Situated on the east coast of Vancouver Island, the namesake of the famous dessert bar and birthplace of Diana Krall has mostly condos and townhomes for half-a-million dollars and under. A $489,000 two-bedroom, two-bathroom 994-square-foot townhouse in the Pleasant Valley neighbourhood is near amenities and opens onto a landscaped backyard. A two-bedroom, two-bathroom, 1,091-square-foot condo near Long Lake is listed at $499,900. Also available: a two-bedroom, one-bathroom, 884-square-foot house near downtown, with nine-foot-high ceilings, a claw-foot tub, and a small view of the ocean from the deck. Built in 1914, it’s definitely a fixer-upper.


4. Penticton
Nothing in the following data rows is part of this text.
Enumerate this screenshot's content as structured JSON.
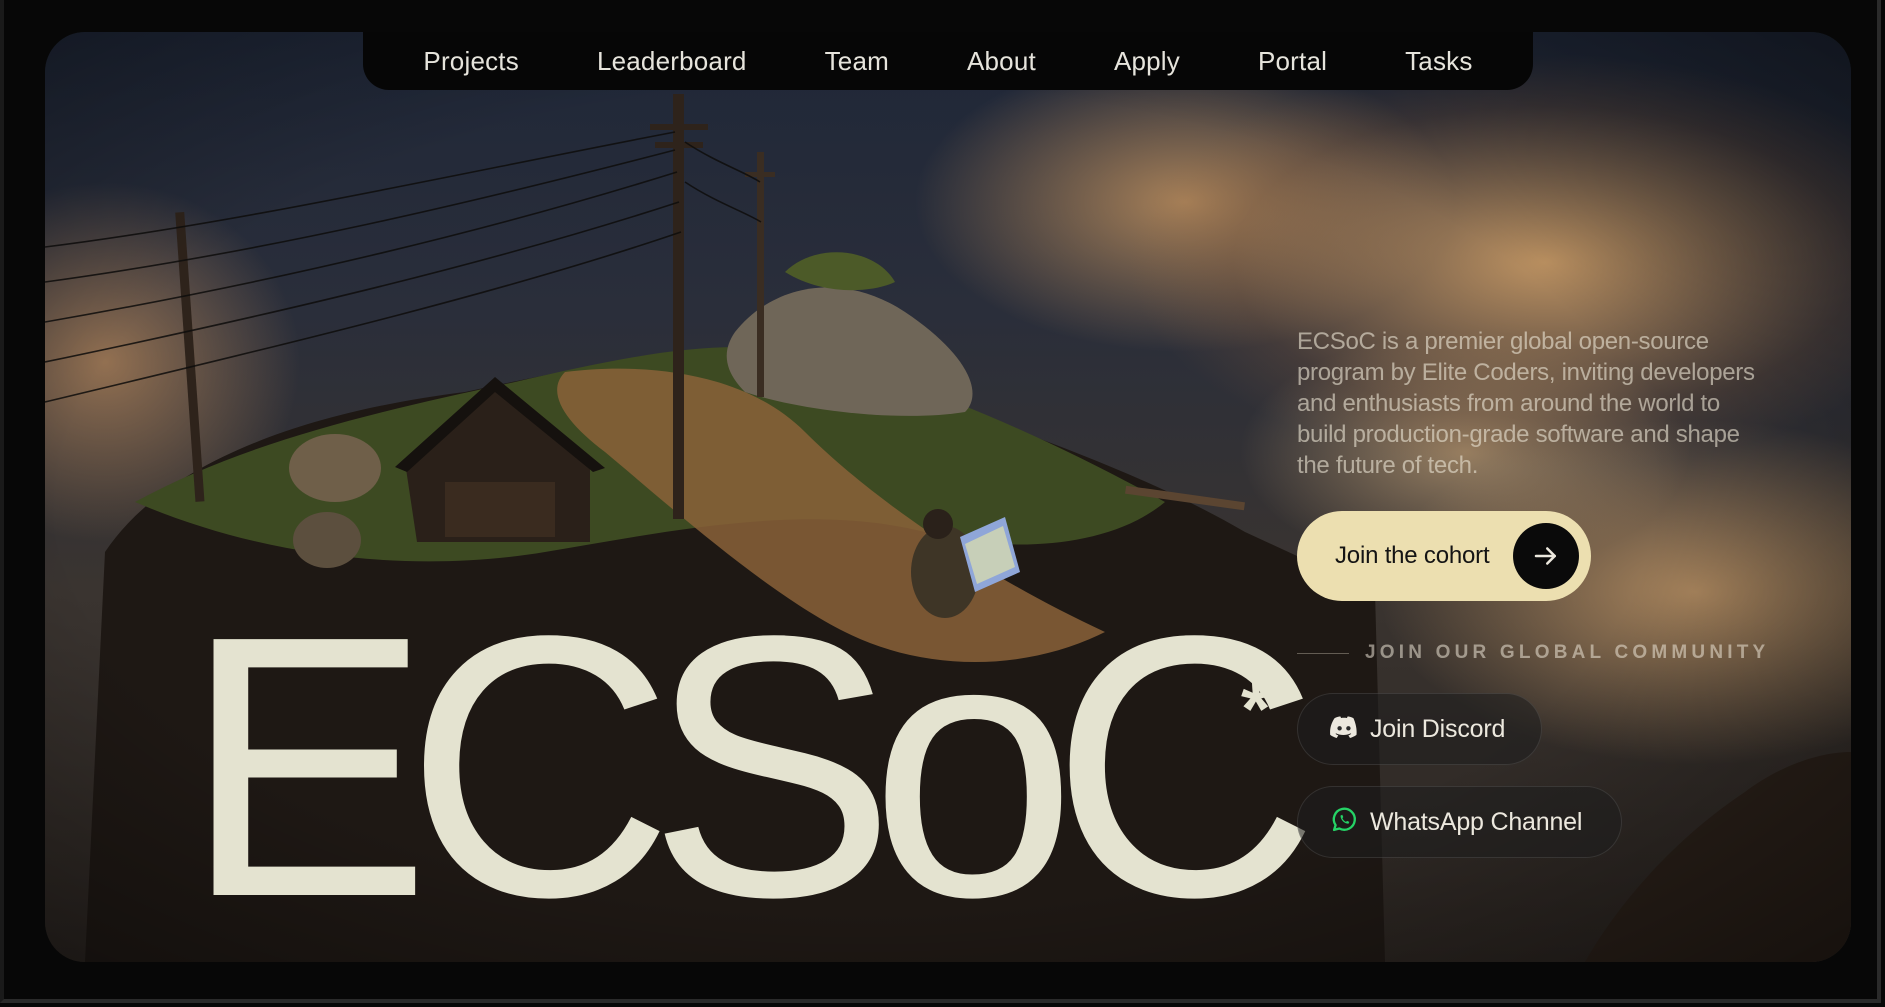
{
  "nav": {
    "items": [
      {
        "label": "Projects"
      },
      {
        "label": "Leaderboard"
      },
      {
        "label": "Team"
      },
      {
        "label": "About"
      },
      {
        "label": "Apply"
      },
      {
        "label": "Portal"
      },
      {
        "label": "Tasks"
      }
    ]
  },
  "hero": {
    "wordmark": "ECSoC",
    "asterisk": "*",
    "description": "ECSoC is a premier global open-source program by Elite Coders, inviting developers and enthusiasts from around the world to build production-grade software and shape the future of tech.",
    "cta_label": "Join the cohort",
    "cta_icon": "arrow-right-icon",
    "community_label": "JOIN OUR GLOBAL COMMUNITY",
    "links": {
      "discord_label": "Join Discord",
      "discord_icon": "discord-icon",
      "whatsapp_label": "WhatsApp Channel",
      "whatsapp_icon": "whatsapp-icon"
    }
  },
  "colors": {
    "page_background": "#070707",
    "nav_background": "#060606",
    "wordmark": "#e4e3d0",
    "cta_background": "#ecdfb0",
    "whatsapp_green": "#25d366"
  }
}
The sky’s the limit for half-a-million loonies in this South Okanagan town—if a buyer is in the market for a townhouse or condo. A three-bedroom, two-bathroom, 1,500-square-foot townhouse with a view of Penticton Creek is priced at $495,000, and a two-bedroom, two-bathroom 1,085-square-foot condo located alongside the same creek is going for $4k more. A three-bed, two-bath home in a townhouse complex priced at $499,900 shares an outdoor pool with other units. The bonus of living in Penticton is, of course, access to the mountains, parks, and lakes that make the area a favourite of golfers, hikers, boaters, and skiers.


5. Nelson

The West Kootenay city of 11,000 boasts a thriving cultural scene, a brewery, and close proximity to the Whitewater Ski Resort and other outdoor activities. Buying-wise, Nelson’s housing product for $500k or less includes houses, townhomes, and duplexes. A three-bed, two-bath 1,230-square-foot heritage home priced at $484,888 features a deck and is close to a picturesque downtown of heritage buildings.


© 2022 Vancouver Sun